At the beginning of the twentieth century, Russia, which has been actively expanding its borders for several centuries, reached a grandiose size - more than 19 million square kilometers, that is, about 1/6 of the land area of the globe. Its borders stretched from the Pacific coast in the east to Polish lands along the Vistula in the west, from the Pamir mountains in the south to the shores of the Arctic Ocean.
According to the census, at the beginning of 1900 there were 128,924,289 people living in the empire (72.5% of them were Russians). The population of St. Petersburg and Moscow has exceeded 1 million people. Our country had the highest birth rate in Europe, but at the same time the highest death rate.
People settled across the territory of Russia extremely unevenly, depending on the natural and historical characteristics of the regions. Moreover, more than 80% of the population of the state lived in villages and engaged in agriculture. A variety of crops were cultivated on the vast territory of the country. Wheat, rye and oats grew in the European part, orchards and vineyards - in Bessarabia, Crimea, cotton and silk - in Central Asia.
At the beginning of the twentieth century, there was also an active mining of minerals, primarily coal and iron ore. The growth in coal and ore mining was associated with a rapid industrial boom. They began to pay more attention to oil production (soon in this direction Russia came out on top in the world). Along with the old industrial regions - the Ural, Central and North-West - new ones, the coal-metallurgical South and oil Baku, took shape. The growth in production allowed the Russian Empire to abandon the import of metal. The volume of production of machine-building enterprises has tripled. The development of railways contributed to the strengthening of the economy.
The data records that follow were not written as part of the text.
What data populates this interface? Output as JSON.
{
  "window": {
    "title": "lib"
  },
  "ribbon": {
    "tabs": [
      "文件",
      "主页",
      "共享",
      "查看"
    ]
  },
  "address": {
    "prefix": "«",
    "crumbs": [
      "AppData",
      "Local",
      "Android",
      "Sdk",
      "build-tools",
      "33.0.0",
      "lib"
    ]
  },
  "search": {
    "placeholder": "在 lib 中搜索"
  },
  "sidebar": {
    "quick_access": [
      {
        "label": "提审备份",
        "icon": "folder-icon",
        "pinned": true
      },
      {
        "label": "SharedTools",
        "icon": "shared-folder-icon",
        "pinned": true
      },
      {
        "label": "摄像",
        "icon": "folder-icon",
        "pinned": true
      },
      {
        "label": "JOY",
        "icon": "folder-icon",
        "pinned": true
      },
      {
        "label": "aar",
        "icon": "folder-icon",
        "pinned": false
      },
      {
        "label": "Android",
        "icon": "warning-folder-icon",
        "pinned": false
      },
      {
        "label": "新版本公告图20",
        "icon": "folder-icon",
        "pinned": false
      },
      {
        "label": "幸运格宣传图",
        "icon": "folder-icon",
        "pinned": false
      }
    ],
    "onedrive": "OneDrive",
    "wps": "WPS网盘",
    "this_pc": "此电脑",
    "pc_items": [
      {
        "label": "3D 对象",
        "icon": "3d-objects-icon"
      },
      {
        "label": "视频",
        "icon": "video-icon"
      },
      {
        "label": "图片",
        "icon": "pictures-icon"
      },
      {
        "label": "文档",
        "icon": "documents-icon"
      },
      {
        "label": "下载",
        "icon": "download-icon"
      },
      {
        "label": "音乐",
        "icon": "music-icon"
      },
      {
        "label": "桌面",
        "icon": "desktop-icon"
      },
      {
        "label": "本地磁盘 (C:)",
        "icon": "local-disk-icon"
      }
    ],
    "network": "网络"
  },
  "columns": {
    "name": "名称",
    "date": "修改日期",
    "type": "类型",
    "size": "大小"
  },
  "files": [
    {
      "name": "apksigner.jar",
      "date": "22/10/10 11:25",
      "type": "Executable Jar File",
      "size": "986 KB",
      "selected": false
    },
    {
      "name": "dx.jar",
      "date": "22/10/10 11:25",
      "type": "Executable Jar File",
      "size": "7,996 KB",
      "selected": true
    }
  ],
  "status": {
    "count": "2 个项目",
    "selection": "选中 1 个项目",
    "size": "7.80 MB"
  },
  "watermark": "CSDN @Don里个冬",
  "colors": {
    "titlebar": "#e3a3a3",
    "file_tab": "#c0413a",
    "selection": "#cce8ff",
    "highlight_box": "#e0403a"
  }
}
Foreign investments in the country have exceeded Russian investments. Thanks to the process of concentration of production and banking capital in Russia, monopolistic enterprises emerged in a short time. However, at the same time, labor efficiency was still low. Russian workers remained the lowest paid in Europe, making them easily influenced by revolutionary agitation. In addition, society was dissatisfied with the bureaucratic system in the state.